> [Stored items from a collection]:
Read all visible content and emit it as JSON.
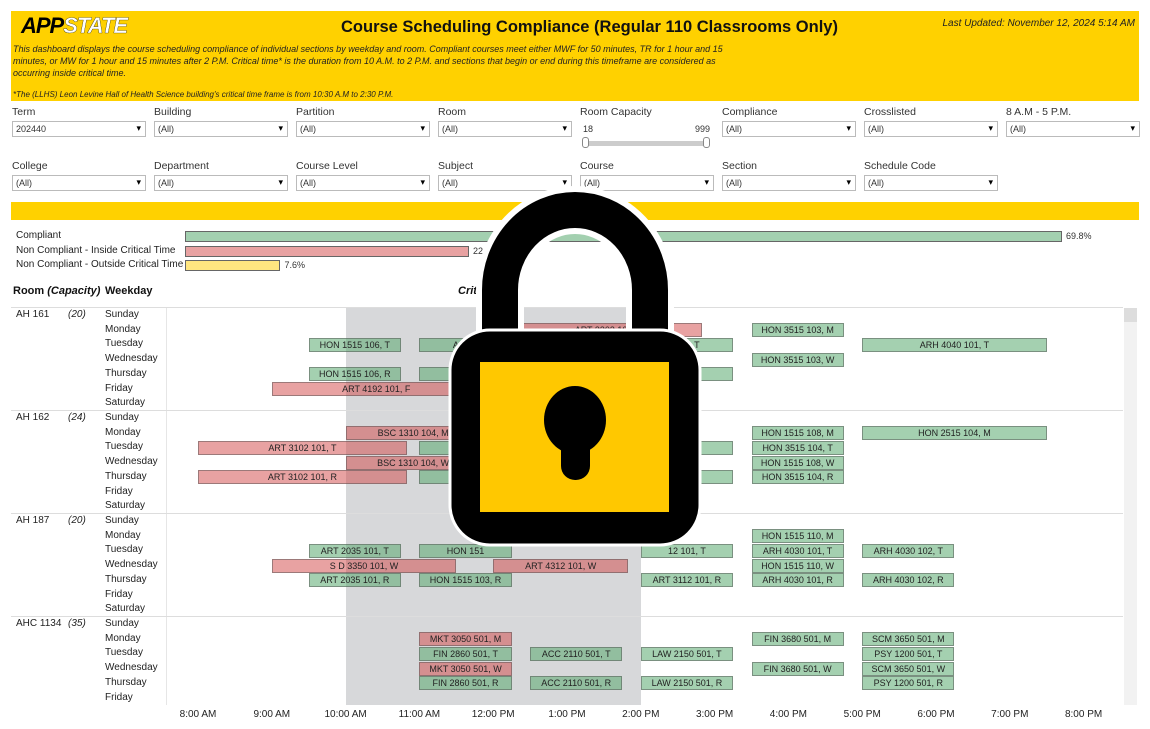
{
  "header": {
    "logo_text": "APPSTATE",
    "title": "Course Scheduling Compliance (Regular 110 Classrooms Only)",
    "last_updated": "Last Updated: November 12, 2024 5:14 AM",
    "description": "This dashboard displays the course scheduling compliance of individual sections by weekday and room. Compliant courses meet either MWF for 50 minutes, TR for 1 hour and 15 minutes, or MW for 1 hour and 15 minutes after 2 P.M. Critical time* is the duration from 10 A.M. to 2 P.M. and sections that begin or end during this timeframe are considered as occurring inside critical time.",
    "note": "*The (LLHS) Leon Levine Hall of Health Science building's critical time frame is from 10:30 A.M to 2:30 P.M."
  },
  "filters": {
    "row1": [
      {
        "label": "Term",
        "value": "202440"
      },
      {
        "label": "Building",
        "value": "(All)"
      },
      {
        "label": "Partition",
        "value": "(All)"
      },
      {
        "label": "Room",
        "value": "(All)"
      },
      {
        "label": "Room Capacity",
        "min": "18",
        "max": "999"
      },
      {
        "label": "Compliance",
        "value": "(All)"
      },
      {
        "label": "Crosslisted",
        "value": "(All)"
      },
      {
        "label": "8 A.M - 5 P.M.",
        "value": "(All)"
      }
    ],
    "row2": [
      {
        "label": "College",
        "value": "(All)"
      },
      {
        "label": "Department",
        "value": "(All)"
      },
      {
        "label": "Course Level",
        "value": "(All)"
      },
      {
        "label": "Subject",
        "value": "(All)"
      },
      {
        "label": "Course",
        "value": "(All)"
      },
      {
        "label": "Section",
        "value": "(All)"
      },
      {
        "label": "Schedule Code",
        "value": "(All)"
      }
    ]
  },
  "summary": [
    {
      "label": "Compliant",
      "percent": 69.8,
      "pct_text": "69.8%",
      "color": "#a3d0b0"
    },
    {
      "label": "Non Compliant - Inside Critical Time",
      "percent": 22.6,
      "pct_text": "22",
      "color": "#e8a2a2"
    },
    {
      "label": "Non Compliant - Outside Critical Time",
      "percent": 7.6,
      "pct_text": "7.6%",
      "color": "#ffe680"
    }
  ],
  "table_header": {
    "room": "Room ",
    "capacity": "(Capacity)",
    "weekday": "Weekday",
    "critical": "Criti",
    "critical_end": "e"
  },
  "days": [
    "Sunday",
    "Monday",
    "Tuesday",
    "Wednesday",
    "Thursday",
    "Friday",
    "Saturday"
  ],
  "time_ticks": [
    "8:00 AM",
    "9:00 AM",
    "10:00 AM",
    "11:00 AM",
    "12:00 PM",
    "1:00 PM",
    "2:00 PM",
    "3:00 PM",
    "4:00 PM",
    "5:00 PM",
    "6:00 PM",
    "7:00 PM",
    "8:00 PM"
  ],
  "critical_time": [
    10,
    14
  ],
  "colors": {
    "compliant": "#a3d0b0",
    "non_compliant": "#e8a2a2",
    "brand": "#ffd100"
  },
  "rooms": [
    {
      "name": "AH 161",
      "capacity": "(20)",
      "sections": [
        {
          "label": "ART 3303 101, M",
          "day": 1,
          "start": 12.33,
          "end": 14.83,
          "ok": false
        },
        {
          "label": "HON 1515 106, T",
          "day": 2,
          "start": 9.5,
          "end": 10.75,
          "ok": true
        },
        {
          "label": "ART 2",
          "day": 2,
          "start": 11.0,
          "end": 12.25,
          "ok": true
        },
        {
          "label": "104, T",
          "day": 2,
          "start": 14.0,
          "end": 15.25,
          "ok": true
        },
        {
          "label": "HON 3515 103, M",
          "day": 1,
          "start": 15.5,
          "end": 16.75,
          "ok": true
        },
        {
          "label": "ARH 4040 101, T",
          "day": 2,
          "start": 17.0,
          "end": 19.5,
          "ok": true
        },
        {
          "label": "HON 3515 103, W",
          "day": 3,
          "start": 15.5,
          "end": 16.75,
          "ok": true
        },
        {
          "label": "HON 1515 106, R",
          "day": 4,
          "start": 9.5,
          "end": 10.75,
          "ok": true
        },
        {
          "label": "ART",
          "day": 4,
          "start": 11.0,
          "end": 12.25,
          "ok": true
        },
        {
          "label": "04, R",
          "day": 4,
          "start": 14.0,
          "end": 15.25,
          "ok": true
        },
        {
          "label": "ART 4192 101, F",
          "day": 5,
          "start": 9.0,
          "end": 11.83,
          "ok": false
        }
      ]
    },
    {
      "name": "AH 162",
      "capacity": "(24)",
      "sections": [
        {
          "label": "BSC 1310 104, M",
          "day": 1,
          "start": 10.0,
          "end": 11.83,
          "ok": false
        },
        {
          "label": "HON 1515 108, M",
          "day": 1,
          "start": 15.5,
          "end": 16.75,
          "ok": true
        },
        {
          "label": "HON 2515 104, M",
          "day": 1,
          "start": 17.0,
          "end": 19.5,
          "ok": true
        },
        {
          "label": "ART 3102 101, T",
          "day": 2,
          "start": 8.0,
          "end": 10.83,
          "ok": false
        },
        {
          "label": "HON",
          "day": 2,
          "start": 11.0,
          "end": 12.25,
          "ok": true
        },
        {
          "label": "03, T",
          "day": 2,
          "start": 14.0,
          "end": 15.25,
          "ok": true
        },
        {
          "label": "HON 3515 104, T",
          "day": 2,
          "start": 15.5,
          "end": 16.75,
          "ok": true
        },
        {
          "label": "BSC 1310 104, W",
          "day": 3,
          "start": 10.0,
          "end": 11.83,
          "ok": false
        },
        {
          "label": "HON 1515 108, W",
          "day": 3,
          "start": 15.5,
          "end": 16.75,
          "ok": true
        },
        {
          "label": "ART 3102 101, R",
          "day": 4,
          "start": 8.0,
          "end": 10.83,
          "ok": false
        },
        {
          "label": "HON",
          "day": 4,
          "start": 11.0,
          "end": 12.25,
          "ok": true
        },
        {
          "label": "03, R",
          "day": 4,
          "start": 14.0,
          "end": 15.25,
          "ok": true
        },
        {
          "label": "HON 3515 104, R",
          "day": 4,
          "start": 15.5,
          "end": 16.75,
          "ok": true
        }
      ]
    },
    {
      "name": "AH 187",
      "capacity": "(20)",
      "sections": [
        {
          "label": "HON 1515 110, M",
          "day": 1,
          "start": 15.5,
          "end": 16.75,
          "ok": true
        },
        {
          "label": "ART 2035 101, T",
          "day": 2,
          "start": 9.5,
          "end": 10.75,
          "ok": true
        },
        {
          "label": "HON 151",
          "day": 2,
          "start": 11.0,
          "end": 12.25,
          "ok": true
        },
        {
          "label": "12 101, T",
          "day": 2,
          "start": 14.0,
          "end": 15.25,
          "ok": true
        },
        {
          "label": "ARH 4030 101, T",
          "day": 2,
          "start": 15.5,
          "end": 16.75,
          "ok": true
        },
        {
          "label": "ARH 4030 102, T",
          "day": 2,
          "start": 17.0,
          "end": 18.25,
          "ok": true
        },
        {
          "label": "S D 3350 101, W",
          "day": 3,
          "start": 9.0,
          "end": 11.5,
          "ok": false
        },
        {
          "label": "ART 4312 101, W",
          "day": 3,
          "start": 12.0,
          "end": 13.83,
          "ok": false
        },
        {
          "label": "HON 1515 110, W",
          "day": 3,
          "start": 15.5,
          "end": 16.75,
          "ok": true
        },
        {
          "label": "ART 2035 101, R",
          "day": 4,
          "start": 9.5,
          "end": 10.75,
          "ok": true
        },
        {
          "label": "HON 1515 103, R",
          "day": 4,
          "start": 11.0,
          "end": 12.25,
          "ok": true
        },
        {
          "label": "ART 3112 101, R",
          "day": 4,
          "start": 14.0,
          "end": 15.25,
          "ok": true
        },
        {
          "label": "ARH 4030 101, R",
          "day": 4,
          "start": 15.5,
          "end": 16.75,
          "ok": true
        },
        {
          "label": "ARH 4030 102, R",
          "day": 4,
          "start": 17.0,
          "end": 18.25,
          "ok": true
        }
      ]
    },
    {
      "name": "AHC 1134",
      "capacity": "(35)",
      "sections": [
        {
          "label": "MKT 3050 501, M",
          "day": 1,
          "start": 11.0,
          "end": 12.25,
          "ok": false
        },
        {
          "label": "FIN 3680 501, M",
          "day": 1,
          "start": 15.5,
          "end": 16.75,
          "ok": true
        },
        {
          "label": "SCM 3650 501, M",
          "day": 1,
          "start": 17.0,
          "end": 18.25,
          "ok": true
        },
        {
          "label": "FIN 2860 501, T",
          "day": 2,
          "start": 11.0,
          "end": 12.25,
          "ok": true
        },
        {
          "label": "ACC 2110 501, T",
          "day": 2,
          "start": 12.5,
          "end": 13.75,
          "ok": true
        },
        {
          "label": "LAW 2150 501, T",
          "day": 2,
          "start": 14.0,
          "end": 15.25,
          "ok": true
        },
        {
          "label": "PSY 1200 501, T",
          "day": 2,
          "start": 17.0,
          "end": 18.25,
          "ok": true
        },
        {
          "label": "MKT 3050 501, W",
          "day": 3,
          "start": 11.0,
          "end": 12.25,
          "ok": false
        },
        {
          "label": "FIN 3680 501, W",
          "day": 3,
          "start": 15.5,
          "end": 16.75,
          "ok": true
        },
        {
          "label": "SCM 3650 501, W",
          "day": 3,
          "start": 17.0,
          "end": 18.25,
          "ok": true
        },
        {
          "label": "FIN 2860 501, R",
          "day": 4,
          "start": 11.0,
          "end": 12.25,
          "ok": true
        },
        {
          "label": "ACC 2110 501, R",
          "day": 4,
          "start": 12.5,
          "end": 13.75,
          "ok": true
        },
        {
          "label": "LAW 2150 501, R",
          "day": 4,
          "start": 14.0,
          "end": 15.25,
          "ok": true
        },
        {
          "label": "PSY 1200 501, R",
          "day": 4,
          "start": 17.0,
          "end": 18.25,
          "ok": true
        }
      ]
    }
  ],
  "overlay": {
    "icon": "padlock-icon",
    "color": "#ffc800"
  }
}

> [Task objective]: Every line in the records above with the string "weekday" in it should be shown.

> [Result]:
    "description": "This dashboard displays the course scheduling compliance of individual sections by weekday and room. Compliant courses meet either MWF for 50 minutes, TR for 1 hour and 15 minutes, or MW for 1 hour and 15 minutes after 2 P.M. Critical time* is the duration from 10 A.M. to 2 P.M. and sections that begin or end during this timeframe are considered as occurring inside critical time.",
    "weekday": "Weekday",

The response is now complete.